Required action ::
Word for word, restate the records that follow.

Web page and app entries

※

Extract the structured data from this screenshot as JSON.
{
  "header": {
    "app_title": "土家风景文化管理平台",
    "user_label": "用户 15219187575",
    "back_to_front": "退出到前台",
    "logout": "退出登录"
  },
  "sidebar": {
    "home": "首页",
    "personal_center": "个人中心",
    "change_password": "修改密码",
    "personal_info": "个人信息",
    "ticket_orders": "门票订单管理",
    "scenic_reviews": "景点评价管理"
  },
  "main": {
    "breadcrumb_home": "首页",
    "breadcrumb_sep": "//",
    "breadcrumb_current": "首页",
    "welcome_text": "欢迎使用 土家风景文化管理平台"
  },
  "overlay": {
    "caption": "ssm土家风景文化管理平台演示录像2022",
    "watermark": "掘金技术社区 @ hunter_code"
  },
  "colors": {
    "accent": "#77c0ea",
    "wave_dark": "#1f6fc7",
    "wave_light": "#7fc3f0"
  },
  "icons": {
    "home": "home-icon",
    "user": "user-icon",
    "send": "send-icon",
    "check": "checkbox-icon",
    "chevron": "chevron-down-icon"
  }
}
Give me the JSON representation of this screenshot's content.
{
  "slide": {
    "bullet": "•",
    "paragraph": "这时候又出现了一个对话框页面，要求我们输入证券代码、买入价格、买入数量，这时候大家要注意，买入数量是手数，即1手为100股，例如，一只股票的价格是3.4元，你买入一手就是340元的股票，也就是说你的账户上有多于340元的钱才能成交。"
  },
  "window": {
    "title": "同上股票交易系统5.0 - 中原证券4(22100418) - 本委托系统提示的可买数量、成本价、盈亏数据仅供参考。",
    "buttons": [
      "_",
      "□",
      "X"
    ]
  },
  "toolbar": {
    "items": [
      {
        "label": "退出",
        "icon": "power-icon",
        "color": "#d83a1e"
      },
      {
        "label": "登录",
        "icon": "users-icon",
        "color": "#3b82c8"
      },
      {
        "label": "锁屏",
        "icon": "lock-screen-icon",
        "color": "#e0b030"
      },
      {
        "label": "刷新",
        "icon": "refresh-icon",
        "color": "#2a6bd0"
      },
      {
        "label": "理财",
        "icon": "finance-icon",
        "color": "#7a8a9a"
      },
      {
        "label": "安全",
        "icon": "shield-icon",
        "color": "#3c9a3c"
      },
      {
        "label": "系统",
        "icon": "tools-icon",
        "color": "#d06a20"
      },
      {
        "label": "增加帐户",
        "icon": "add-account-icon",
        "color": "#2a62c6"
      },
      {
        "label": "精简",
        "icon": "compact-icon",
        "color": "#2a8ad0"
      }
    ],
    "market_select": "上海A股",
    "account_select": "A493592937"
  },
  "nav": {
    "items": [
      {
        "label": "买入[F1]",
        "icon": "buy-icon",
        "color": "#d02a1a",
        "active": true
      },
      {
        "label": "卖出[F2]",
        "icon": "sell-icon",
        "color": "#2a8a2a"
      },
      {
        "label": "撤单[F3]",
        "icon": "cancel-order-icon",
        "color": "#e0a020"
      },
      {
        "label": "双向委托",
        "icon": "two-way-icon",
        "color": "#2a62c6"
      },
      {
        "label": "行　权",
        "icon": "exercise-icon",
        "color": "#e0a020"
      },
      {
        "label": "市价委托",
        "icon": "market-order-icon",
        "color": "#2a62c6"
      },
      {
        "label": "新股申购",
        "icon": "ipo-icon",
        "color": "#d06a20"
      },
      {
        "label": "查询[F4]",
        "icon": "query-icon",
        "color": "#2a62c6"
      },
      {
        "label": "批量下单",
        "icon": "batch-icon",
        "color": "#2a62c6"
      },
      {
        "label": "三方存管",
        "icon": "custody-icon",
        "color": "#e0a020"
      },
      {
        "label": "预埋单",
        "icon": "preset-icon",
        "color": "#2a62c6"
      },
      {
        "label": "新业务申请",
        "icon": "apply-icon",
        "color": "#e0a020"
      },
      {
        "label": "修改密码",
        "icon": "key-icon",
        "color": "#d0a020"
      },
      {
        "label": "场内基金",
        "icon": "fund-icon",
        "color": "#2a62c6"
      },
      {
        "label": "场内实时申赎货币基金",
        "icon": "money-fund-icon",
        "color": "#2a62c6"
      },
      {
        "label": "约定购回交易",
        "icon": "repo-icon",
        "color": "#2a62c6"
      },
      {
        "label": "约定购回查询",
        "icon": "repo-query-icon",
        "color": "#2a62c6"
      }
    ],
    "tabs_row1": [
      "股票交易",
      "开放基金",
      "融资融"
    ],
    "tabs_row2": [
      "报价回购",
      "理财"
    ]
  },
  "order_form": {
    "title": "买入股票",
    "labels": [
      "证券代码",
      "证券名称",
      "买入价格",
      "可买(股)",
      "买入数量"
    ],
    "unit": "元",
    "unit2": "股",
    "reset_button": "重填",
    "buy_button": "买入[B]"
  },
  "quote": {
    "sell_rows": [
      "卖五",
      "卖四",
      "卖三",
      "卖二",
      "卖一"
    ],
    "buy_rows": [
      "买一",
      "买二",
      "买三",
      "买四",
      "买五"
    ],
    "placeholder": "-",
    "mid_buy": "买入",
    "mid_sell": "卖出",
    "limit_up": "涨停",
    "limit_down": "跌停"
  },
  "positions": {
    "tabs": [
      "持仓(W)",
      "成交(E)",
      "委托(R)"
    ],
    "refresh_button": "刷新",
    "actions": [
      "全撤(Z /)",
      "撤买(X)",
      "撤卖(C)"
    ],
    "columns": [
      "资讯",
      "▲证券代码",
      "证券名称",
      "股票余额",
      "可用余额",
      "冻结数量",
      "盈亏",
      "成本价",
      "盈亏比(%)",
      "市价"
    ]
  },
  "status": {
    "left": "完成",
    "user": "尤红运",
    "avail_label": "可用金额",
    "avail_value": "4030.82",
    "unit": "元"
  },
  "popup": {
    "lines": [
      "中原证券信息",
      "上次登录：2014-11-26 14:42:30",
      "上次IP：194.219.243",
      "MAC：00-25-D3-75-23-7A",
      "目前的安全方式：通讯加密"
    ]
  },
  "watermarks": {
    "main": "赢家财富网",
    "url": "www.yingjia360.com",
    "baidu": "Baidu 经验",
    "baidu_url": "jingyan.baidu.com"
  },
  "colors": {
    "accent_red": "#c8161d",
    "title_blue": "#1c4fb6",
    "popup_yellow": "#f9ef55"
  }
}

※

Reply ::
Extract the structured data from this screenshot as JSON.
{
  "header": {
    "app_title": "土家风景文化管理平台",
    "user_label": "用户 15219187575",
    "back_to_front": "退出到前台",
    "logout": "退出登录"
  },
  "sidebar": {
    "home": "首页",
    "personal_center": "个人中心",
    "change_password": "修改密码",
    "personal_info": "个人信息",
    "ticket_orders": "门票订单管理",
    "scenic_reviews": "景点评价管理"
  },
  "main": {
    "breadcrumb_home": "首页",
    "breadcrumb_sep": "//",
    "breadcrumb_current": "首页",
    "welcome_text": "欢迎使用 土家风景文化管理平台"
  },
  "overlay": {
    "caption": "ssm土家风景文化管理平台演示录像2022",
    "watermark": "掘金技术社区 @ hunter_code"
  },
  "colors": {
    "accent": "#77c0ea",
    "wave_dark": "#1f6fc7",
    "wave_light": "#7fc3f0"
  },
  "icons": {
    "home": "home-icon",
    "user": "user-icon",
    "send": "send-icon",
    "check": "checkbox-icon",
    "chevron": "chevron-down-icon"
  }
}
Give me the JSON representation of this screenshot's content.
{
  "slide": {
    "bullet": "•",
    "paragraph": "这时候又出现了一个对话框页面，要求我们输入证券代码、买入价格、买入数量，这时候大家要注意，买入数量是手数，即1手为100股，例如，一只股票的价格是3.4元，你买入一手就是340元的股票，也就是说你的账户上有多于340元的钱才能成交。"
  },
  "window": {
    "title": "同上股票交易系统5.0 - 中原证券4(22100418) - 本委托系统提示的可买数量、成本价、盈亏数据仅供参考。",
    "buttons": [
      "_",
      "□",
      "X"
    ]
  },
  "toolbar": {
    "items": [
      {
        "label": "退出",
        "icon": "power-icon",
        "color": "#d83a1e"
      },
      {
        "label": "登录",
        "icon": "users-icon",
        "color": "#3b82c8"
      },
      {
        "label": "锁屏",
        "icon": "lock-screen-icon",
        "color": "#e0b030"
      },
      {
        "label": "刷新",
        "icon": "refresh-icon",
        "color": "#2a6bd0"
      },
      {
        "label": "理财",
        "icon": "finance-icon",
        "color": "#7a8a9a"
      },
      {
        "label": "安全",
        "icon": "shield-icon",
        "color": "#3c9a3c"
      },
      {
        "label": "系统",
        "icon": "tools-icon",
        "color": "#d06a20"
      },
      {
        "label": "增加帐户",
        "icon": "add-account-icon",
        "color": "#2a62c6"
      },
      {
        "label": "精简",
        "icon": "compact-icon",
        "color": "#2a8ad0"
      }
    ],
    "market_select": "上海A股",
    "account_select": "A493592937"
  },
  "nav": {
    "items": [
      {
        "label": "买入[F1]",
        "icon": "buy-icon",
        "color": "#d02a1a",
        "active": true
      },
      {
        "label": "卖出[F2]",
        "icon": "sell-icon",
        "color": "#2a8a2a"
      },
      {
        "label": "撤单[F3]",
        "icon": "cancel-order-icon",
        "color": "#e0a020"
      },
      {
        "label": "双向委托",
        "icon": "two-way-icon",
        "color": "#2a62c6"
      },
      {
        "label": "行　权",
        "icon": "exercise-icon",
        "color": "#e0a020"
      },
      {
        "label": "市价委托",
        "icon": "market-order-icon",
        "color": "#2a62c6"
      },
      {
        "label": "新股申购",
        "icon": "ipo-icon",
        "color": "#d06a20"
      },
      {
        "label": "查询[F4]",
        "icon": "query-icon",
        "color": "#2a62c6"
      },
      {
        "label": "批量下单",
        "icon": "batch-icon",
        "color": "#2a62c6"
      },
      {
        "label": "三方存管",
        "icon": "custody-icon",
        "color": "#e0a020"
      },
      {
        "label": "预埋单",
        "icon": "preset-icon",
        "color": "#2a62c6"
      },
      {
        "label": "新业务申请",
        "icon": "apply-icon",
        "color": "#e0a020"
      },
      {
        "label": "修改密码",
        "icon": "key-icon",
        "color": "#d0a020"
      },
      {
        "label": "场内基金",
        "icon": "fund-icon",
        "color": "#2a62c6"
      },
      {
        "label": "场内实时申赎货币基金",
        "icon": "money-fund-icon",
        "color": "#2a62c6"
      },
      {
        "label": "约定购回交易",
        "icon": "repo-icon",
        "color": "#2a62c6"
      },
      {
        "label": "约定购回查询",
        "icon": "repo-query-icon",
        "color": "#2a62c6"
      }
    ],
    "tabs_row1": [
      "股票交易",
      "开放基金",
      "融资融"
    ],
    "tabs_row2": [
      "报价回购",
      "理财"
    ]
  },
  "order_form": {
    "title": "买入股票",
    "labels": [
      "证券代码",
      "证券名称",
      "买入价格",
      "可买(股)",
      "买入数量"
    ],
    "unit": "元",
    "unit2": "股",
    "reset_button": "重填",
    "buy_button": "买入[B]"
  },
  "quote": {
    "sell_rows": [
      "卖五",
      "卖四",
      "卖三",
      "卖二",
      "卖一"
    ],
    "buy_rows": [
      "买一",
      "买二",
      "买三",
      "买四",
      "买五"
    ],
    "placeholder": "-",
    "mid_buy": "买入",
    "mid_sell": "卖出",
    "limit_up": "涨停",
    "limit_down": "跌停"
  },
  "positions": {
    "tabs": [
      "持仓(W)",
      "成交(E)",
      "委托(R)"
    ],
    "refresh_button": "刷新",
    "actions": [
      "全撤(Z /)",
      "撤买(X)",
      "撤卖(C)"
    ],
    "columns": [
      "资讯",
      "▲证券代码",
      "证券名称",
      "股票余额",
      "可用余额",
      "冻结数量",
      "盈亏",
      "成本价",
      "盈亏比(%)",
      "市价"
    ]
  },
  "status": {
    "left": "完成",
    "user": "尤红运",
    "avail_label": "可用金额",
    "avail_value": "4030.82",
    "unit": "元"
  },
  "popup": {
    "lines": [
      "中原证券信息",
      "上次登录：2014-11-26 14:42:30",
      "上次IP：194.219.243",
      "MAC：00-25-D3-75-23-7A",
      "目前的安全方式：通讯加密"
    ]
  },
  "watermarks": {
    "main": "赢家财富网",
    "url": "www.yingjia360.com",
    "baidu": "Baidu 经验",
    "baidu_url": "jingyan.baidu.com"
  },
  "colors": {
    "accent_red": "#c8161d",
    "title_blue": "#1c4fb6",
    "popup_yellow": "#f9ef55"
  }
}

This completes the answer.